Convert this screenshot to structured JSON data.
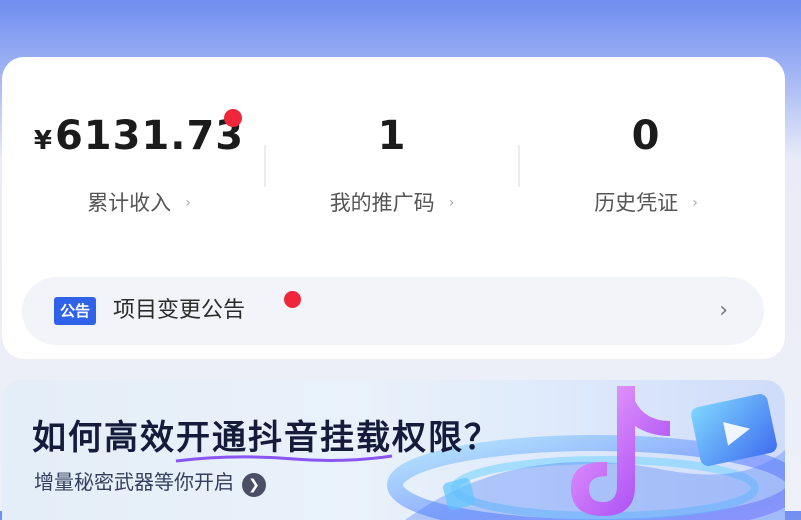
{
  "stats": [
    {
      "value": "6131.73",
      "currency": "¥",
      "label": "累计收入"
    },
    {
      "value": "1",
      "label": "我的推广码"
    },
    {
      "value": "0",
      "label": "历史凭证"
    }
  ],
  "notice": {
    "tag": "公告",
    "text": "项目变更公告"
  },
  "banner": {
    "title": "如何高效开通抖音挂载权限？",
    "subtitle": "增量秘密武器等你开启"
  },
  "colors": {
    "accent_blue": "#2f62e8",
    "badge_red": "#f0263a",
    "header_blue": "#6f8df0"
  },
  "icons": {
    "chevron": "chevron-right-icon",
    "go": "arrow-circle-icon"
  }
}
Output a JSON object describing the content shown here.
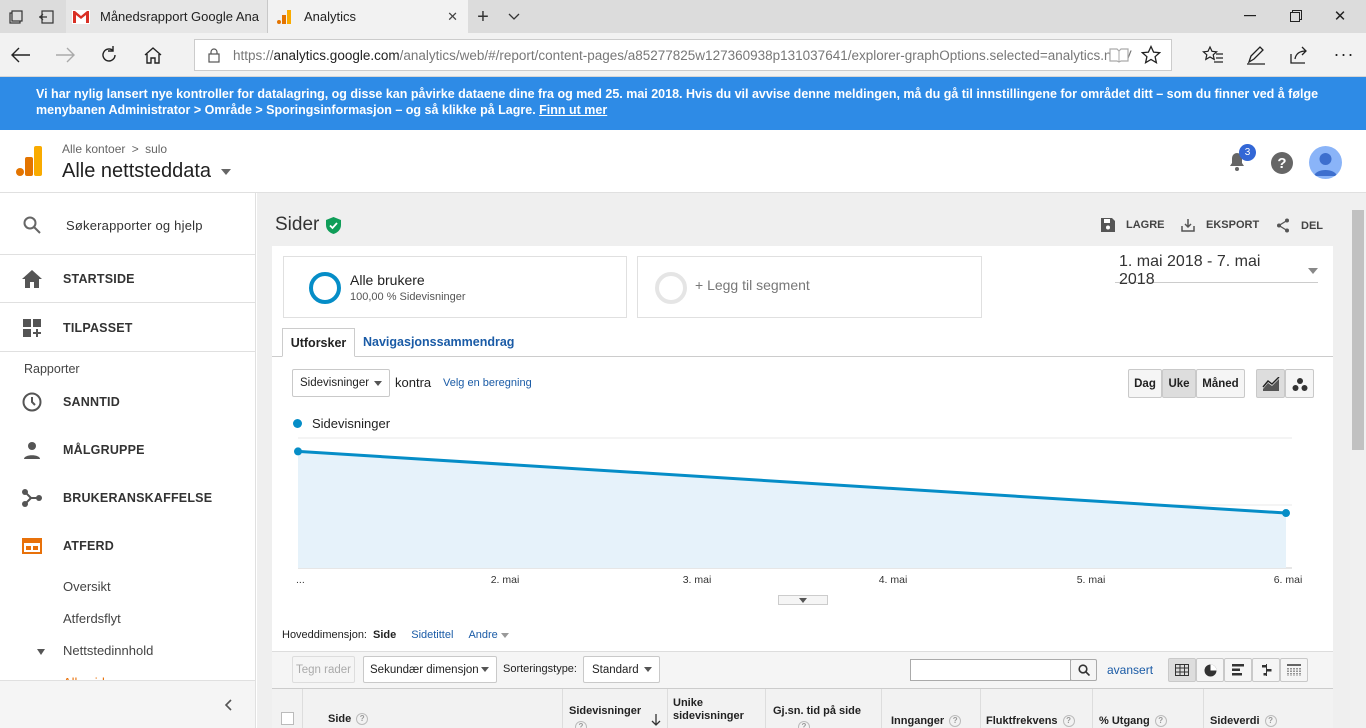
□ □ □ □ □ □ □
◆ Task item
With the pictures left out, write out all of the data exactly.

◆ Final answer
Convert this screenshot to structured JSON data.
{
  "stats": [
    {
      "value": "6131.73",
      "currency": "¥",
      "label": "累计收入"
    },
    {
      "value": "1",
      "label": "我的推广码"
    },
    {
      "value": "0",
      "label": "历史凭证"
    }
  ],
  "notice": {
    "tag": "公告",
    "text": "项目变更公告"
  },
  "banner": {
    "title": "如何高效开通抖音挂载权限？",
    "subtitle": "增量秘密武器等你开启"
  },
  "colors": {
    "accent_blue": "#2f62e8",
    "badge_red": "#f0263a",
    "header_blue": "#6f8df0"
  },
  "icons": {
    "chevron": "chevron-right-icon",
    "go": "arrow-circle-icon"
  }
}
Output a JSON object describing the content shown here.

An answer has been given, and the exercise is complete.